A quick toilet stop at Desert Oaks services which also claims to be ‘The centre of the centre’. Supposedly the closest one can get to the centre of Australia, although even the sign admitted that there are several places across Australia which are also the centre of the centre. Turns out that this service station also had an emu farm with at least half a dozen huge birds milling around in the enclosed area. You could buy food to feed them in the shop so the moment we came close to the edge of the enclosure, we were ambushed by a pack of fierce looking birds with goggly eyes. We were a bit intimidated until we realised that there was a fence between us!! Back on the road, I was now in the driving seat, much to Tracey’s pleasure as the speed limit had dropped to 110km at the most… It felt painfully slow and I caught myself several times creeping towards the 120 on the speedo. It is so easy to lose track of your speed when the road is so straight and the scenery is the same for miles. Tried to be good and follow the Aussie rule of lifting your index finger to acknowledge oncoming vehicles but I missed quite a few. Getting into the stride of things, I managed to finger a police officer before I was promptly ignored by every other motorist on the rest of the journey. 

Arriving at Yulara Resort (the ‘town’ closest to the Uluru and Kata Tjuta rock formations) and tried to check in. Unable to do so until 3pm, we had a picnic lunch in the courtyard of our hotel and then headed over to Uluru to do the base walk. 
Passing through the ranger station to buy our park permits, we drove down the road and were all blown away by the magnificent red rock in front of us. UNESCO site number 53 of our gap year, the sacred rock lies in the traditional lands of the Western Desert Aboriginal people, locally known as Aṉangu. Aṉangu are part of one of the oldest human societies in the world. Uluru is 9.4 km in circumference and rises to a relatively flat top that is more than 340 m above the shallow, red sandy dunes around it. It is truly spectacular, in fact, it looked like it had been superimposed onto a blue sky – it didn’t look real at all as it loomed amongst the desert vegetation.Arriving at the rock, we saw some people climbing it. It seems incredible that despite all the signs and information available about why people shouldn’t climb it, that people still decide to climb this sacred place. Not only do they climb it but they also seem totally inadequately prepared and we saw several people slipping and sliding their way down on the sheer cliff edge. Would have served them right if they had fallen – it’s so disrespectful of the aboriginal culture to this area. 

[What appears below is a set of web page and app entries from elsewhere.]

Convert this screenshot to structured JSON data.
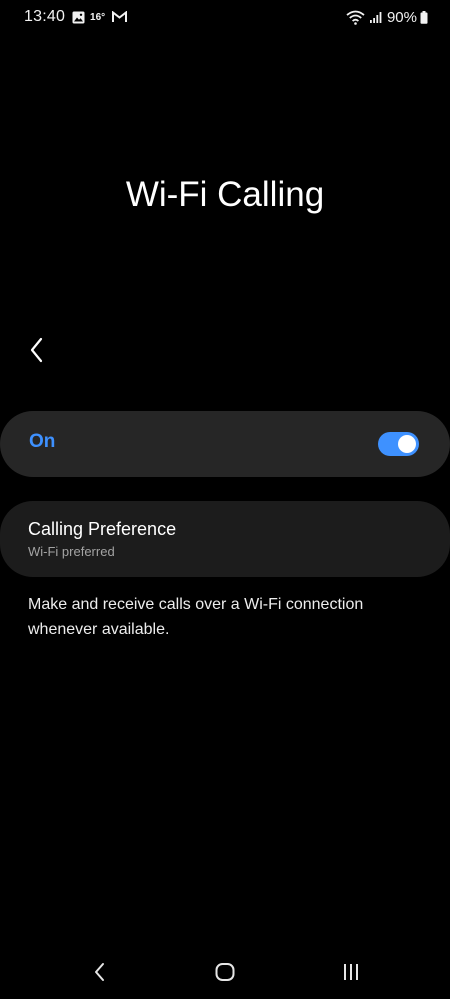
{
  "status_bar": {
    "time": "13:40",
    "temperature": "16°",
    "battery": "90%",
    "icons": [
      "gallery-icon",
      "gmail-icon",
      "wifi-icon",
      "signal-icon",
      "battery-icon"
    ]
  },
  "page": {
    "title": "Wi-Fi Calling",
    "back_icon": "chevron-left-icon"
  },
  "toggle": {
    "label": "On",
    "state": true,
    "accent_color": "#3e91ff"
  },
  "calling_preference": {
    "title": "Calling Preference",
    "value": "Wi-Fi preferred"
  },
  "description": "Make and receive calls over a Wi-Fi connection whenever available.",
  "nav_bar": {
    "buttons": [
      "back-icon",
      "home-icon",
      "recents-icon"
    ]
  }
}
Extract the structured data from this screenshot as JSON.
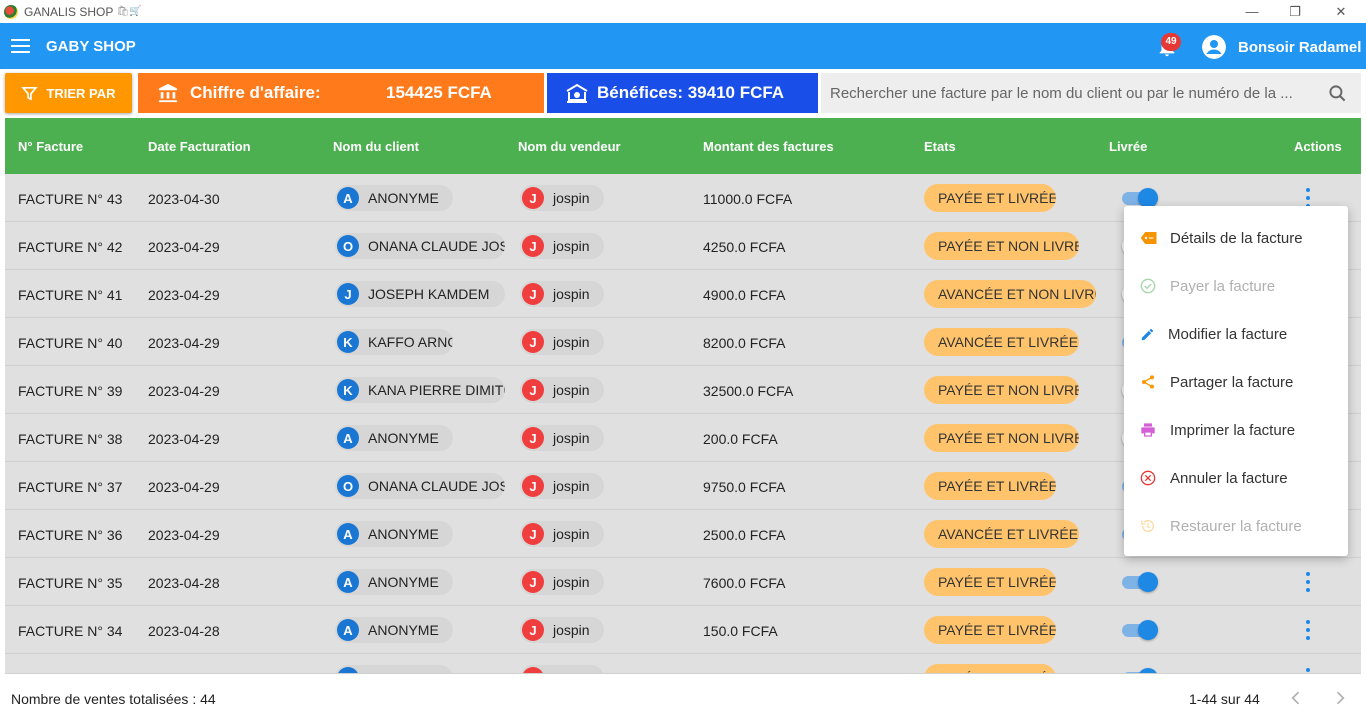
{
  "window": {
    "title": "GANALIS SHOP",
    "title_icons": "🛍🛒",
    "controls": {
      "minimize": "—",
      "maximize": "❐",
      "close": "✕"
    }
  },
  "appbar": {
    "shop_name": "GABY SHOP",
    "notification_count": "49",
    "greeting": "Bonsoir Radamel",
    "icons": [
      "menu-icon",
      "bell-icon",
      "account-icon"
    ]
  },
  "toolbar": {
    "sort_label": "TRIER PAR",
    "revenue_label": "Chiffre d'affaire:",
    "revenue_value": "154425 FCFA",
    "profit_label": "Bénéfices: 39410 FCFA",
    "search_placeholder": "Rechercher une facture par le nom du client ou par le numéro de la ..."
  },
  "colors": {
    "appbar": "#2196f3",
    "sort_button": "#ff9800",
    "revenue": "#ff7a1a",
    "profit": "#1a4ee8",
    "table_header": "#4caf50",
    "status_chip": "#ffc46b"
  },
  "table": {
    "headers": [
      "N° Facture",
      "Date Facturation",
      "Nom du client",
      "Nom du vendeur",
      "Montant des factures",
      "Etats",
      "Livrée",
      "Actions"
    ],
    "rows": [
      {
        "invoice": "FACTURE N° 43",
        "date": "2023-04-30",
        "client_initial": "A",
        "client": "ANONYME",
        "seller_initial": "J",
        "seller": "jospin",
        "amount": "11000.0 FCFA",
        "status": "PAYÉE ET LIVRÉE",
        "delivered": true
      },
      {
        "invoice": "FACTURE N° 42",
        "date": "2023-04-29",
        "client_initial": "O",
        "client": "ONANA  CLAUDE JOSEPH",
        "seller_initial": "J",
        "seller": "jospin",
        "amount": "4250.0 FCFA",
        "status": "PAYÉE ET NON LIVRÉE",
        "delivered": false
      },
      {
        "invoice": "FACTURE N° 41",
        "date": "2023-04-29",
        "client_initial": "J",
        "client": "JOSEPH KAMDEM",
        "seller_initial": "J",
        "seller": "jospin",
        "amount": "4900.0 FCFA",
        "status": "AVANCÉE ET NON LIVRÉE",
        "delivered": false
      },
      {
        "invoice": "FACTURE N° 40",
        "date": "2023-04-29",
        "client_initial": "K",
        "client": "KAFFO ARNOLD",
        "seller_initial": "J",
        "seller": "jospin",
        "amount": "8200.0 FCFA",
        "status": "AVANCÉE ET LIVRÉE",
        "delivered": true
      },
      {
        "invoice": "FACTURE N° 39",
        "date": "2023-04-29",
        "client_initial": "K",
        "client": "KANA PIERRE DIMITRI",
        "seller_initial": "J",
        "seller": "jospin",
        "amount": "32500.0 FCFA",
        "status": "PAYÉE ET NON LIVRÉE",
        "delivered": false
      },
      {
        "invoice": "FACTURE N° 38",
        "date": "2023-04-29",
        "client_initial": "A",
        "client": "ANONYME",
        "seller_initial": "J",
        "seller": "jospin",
        "amount": "200.0 FCFA",
        "status": "PAYÉE ET NON LIVRÉE",
        "delivered": false
      },
      {
        "invoice": "FACTURE N° 37",
        "date": "2023-04-29",
        "client_initial": "O",
        "client": "ONANA  CLAUDE JOSEPH",
        "seller_initial": "J",
        "seller": "jospin",
        "amount": "9750.0 FCFA",
        "status": "PAYÉE ET LIVRÉE",
        "delivered": true
      },
      {
        "invoice": "FACTURE N° 36",
        "date": "2023-04-29",
        "client_initial": "A",
        "client": "ANONYME",
        "seller_initial": "J",
        "seller": "jospin",
        "amount": "2500.0 FCFA",
        "status": "AVANCÉE ET LIVRÉE",
        "delivered": true
      },
      {
        "invoice": "FACTURE N° 35",
        "date": "2023-04-28",
        "client_initial": "A",
        "client": "ANONYME",
        "seller_initial": "J",
        "seller": "jospin",
        "amount": "7600.0 FCFA",
        "status": "PAYÉE ET LIVRÉE",
        "delivered": true
      },
      {
        "invoice": "FACTURE N° 34",
        "date": "2023-04-28",
        "client_initial": "A",
        "client": "ANONYME",
        "seller_initial": "J",
        "seller": "jospin",
        "amount": "150.0 FCFA",
        "status": "PAYÉE ET LIVRÉE",
        "delivered": true
      },
      {
        "invoice": "",
        "date": "",
        "client_initial": "",
        "client": "",
        "seller_initial": "",
        "seller": "",
        "amount": "",
        "status": "PAYÉE ET LIVRÉE",
        "delivered": true
      }
    ]
  },
  "context_menu": {
    "items": [
      {
        "label": "Détails de la facture",
        "icon": "label-icon",
        "enabled": true
      },
      {
        "label": "Payer la facture",
        "icon": "check-circle-icon",
        "enabled": false
      },
      {
        "label": "Modifier la facture",
        "icon": "edit-icon",
        "enabled": true
      },
      {
        "label": "Partager la facture",
        "icon": "share-icon",
        "enabled": true
      },
      {
        "label": "Imprimer la facture",
        "icon": "print-icon",
        "enabled": true
      },
      {
        "label": "Annuler la facture",
        "icon": "cancel-icon",
        "enabled": true
      },
      {
        "label": "Restaurer la facture",
        "icon": "restore-icon",
        "enabled": false
      }
    ]
  },
  "footer": {
    "total_sales": "Nombre de ventes totalisées : 44",
    "pagination": "1-44 sur 44"
  }
}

Starting from the Mala carpark, we escaped the crowds and took the meandering journey through acacia woodlands and grassed claypans. There were plenty of signs to teach us along the way about the diverse plants, animals and geological features of the park. From Kuniya Piti, we followed the snake-like grooves at the base of the rock which were left when the ancestral being Kuniya journey to Mutitjulu waterhole, where we were inundated with people off the day tour from Alice Springs so we didn’t linger to long. I don’t think any of our photos do Uluru justice. We spent about 3.5 hours waking the 10.7km around the the base, although the sections where we weren’t allowed to take photos passed significantly quicker than the sections where we could. Each angle gave us a different glow and perspective on the enormous rock, with its many caves of different sizes and the blackened marks on the rock from algae when the waterfalls cascade during the wet season. Heading back to the resort, Jayne quickly whipped up some dinner for us as we had an early shuttle bus to the ‘Field of Lights’. The art installation is by artist Bruce Munro and consists of more than 50,000 slender stems topped with frosted glass spheres that glow in the darkness. We walked around the pathways that wind through the middle of the installation, which were even more captivating under the dark sky littered with stars and a full moon. Getting advice from the security guard, we headed up to the view point and looked at the installation from above, the moon casting a glow over Uluru – it was spectacular and it is easy to understand why people lose track of time up there and miss there last shuttle bus back to the resort. 

Friday 19th August 2016